By entering the wrong sex into the computer, “the scanning machine will indicate an anomaly in the genital area,” police reported. In response to this purported anomaly, the male screener would then conduct a “patdown search of that area.”

After receiving an anonymous tip about the screeners, a TSA investigator watched in February as the two workers targeted a male traveler. After the scanner “alerted to an anomaly,” the male screener proceeded to “conduct a pat down of the passenger’s front groin and buttocks.” The screener used the palms of his hands, “which is contradictory to TSA searching policy,” the police report states.

When the female worker was confronted by the TSA investigator, she confessed to participating in the screening ruse at least ten times. The woman also admitted that she knew her actions allowed the male screener to pat down men to whom he was attracted.

Both screeners--whose names have been redacted from the report--were subsequently terminated.

While the screeners have lost their jobs, they are not in danger of criminal prosecution since TSA agents were somehow unable to identify the Southwest Airlines passenger who was illegally fondled while the TSA investigator looked on.

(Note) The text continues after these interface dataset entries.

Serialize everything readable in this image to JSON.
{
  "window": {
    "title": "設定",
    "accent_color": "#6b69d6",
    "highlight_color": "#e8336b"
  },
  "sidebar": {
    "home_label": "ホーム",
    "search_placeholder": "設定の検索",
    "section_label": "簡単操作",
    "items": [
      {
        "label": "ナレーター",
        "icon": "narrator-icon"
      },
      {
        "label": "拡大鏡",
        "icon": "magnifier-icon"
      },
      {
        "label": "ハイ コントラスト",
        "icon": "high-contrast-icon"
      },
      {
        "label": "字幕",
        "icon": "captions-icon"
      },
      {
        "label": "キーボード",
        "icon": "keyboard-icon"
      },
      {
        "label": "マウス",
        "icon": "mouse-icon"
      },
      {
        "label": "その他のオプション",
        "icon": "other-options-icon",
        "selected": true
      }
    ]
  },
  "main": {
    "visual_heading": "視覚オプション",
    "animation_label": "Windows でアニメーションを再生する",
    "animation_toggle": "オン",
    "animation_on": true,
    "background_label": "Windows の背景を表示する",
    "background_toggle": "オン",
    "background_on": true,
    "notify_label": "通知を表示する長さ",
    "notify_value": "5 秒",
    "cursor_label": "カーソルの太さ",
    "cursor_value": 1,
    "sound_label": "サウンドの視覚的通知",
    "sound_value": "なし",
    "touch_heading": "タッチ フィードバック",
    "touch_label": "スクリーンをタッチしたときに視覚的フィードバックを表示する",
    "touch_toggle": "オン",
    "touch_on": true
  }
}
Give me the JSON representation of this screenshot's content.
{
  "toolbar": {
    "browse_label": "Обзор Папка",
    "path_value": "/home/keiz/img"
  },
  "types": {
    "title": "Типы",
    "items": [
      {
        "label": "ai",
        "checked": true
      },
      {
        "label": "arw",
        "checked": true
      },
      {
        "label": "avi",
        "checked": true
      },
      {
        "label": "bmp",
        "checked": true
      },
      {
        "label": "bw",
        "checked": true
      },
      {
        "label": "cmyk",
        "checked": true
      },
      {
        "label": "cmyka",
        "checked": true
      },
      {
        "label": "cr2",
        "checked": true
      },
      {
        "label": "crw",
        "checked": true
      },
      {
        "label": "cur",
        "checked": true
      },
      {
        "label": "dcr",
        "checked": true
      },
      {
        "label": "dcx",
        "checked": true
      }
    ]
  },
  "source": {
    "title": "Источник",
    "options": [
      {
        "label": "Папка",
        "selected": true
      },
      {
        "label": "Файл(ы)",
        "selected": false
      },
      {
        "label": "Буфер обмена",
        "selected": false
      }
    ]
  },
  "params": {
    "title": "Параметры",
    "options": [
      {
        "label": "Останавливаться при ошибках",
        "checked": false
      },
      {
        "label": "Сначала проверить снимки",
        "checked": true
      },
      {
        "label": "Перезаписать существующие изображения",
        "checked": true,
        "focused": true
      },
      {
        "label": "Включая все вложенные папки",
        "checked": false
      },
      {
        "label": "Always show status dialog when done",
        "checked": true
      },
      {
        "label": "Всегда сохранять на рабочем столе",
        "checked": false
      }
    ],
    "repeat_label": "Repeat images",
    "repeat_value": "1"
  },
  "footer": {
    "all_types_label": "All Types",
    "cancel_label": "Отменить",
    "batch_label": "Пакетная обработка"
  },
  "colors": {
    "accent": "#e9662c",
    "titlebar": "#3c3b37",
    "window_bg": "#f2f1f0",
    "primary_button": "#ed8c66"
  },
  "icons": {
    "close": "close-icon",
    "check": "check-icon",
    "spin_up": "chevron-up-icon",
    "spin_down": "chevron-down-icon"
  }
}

As a result, a prosecutor with the Denver District Attorney’s Office this month “refused this case based on No Reasonable Likelihood of Conviction, and ‘No Victim,’” police noted. (2 pages)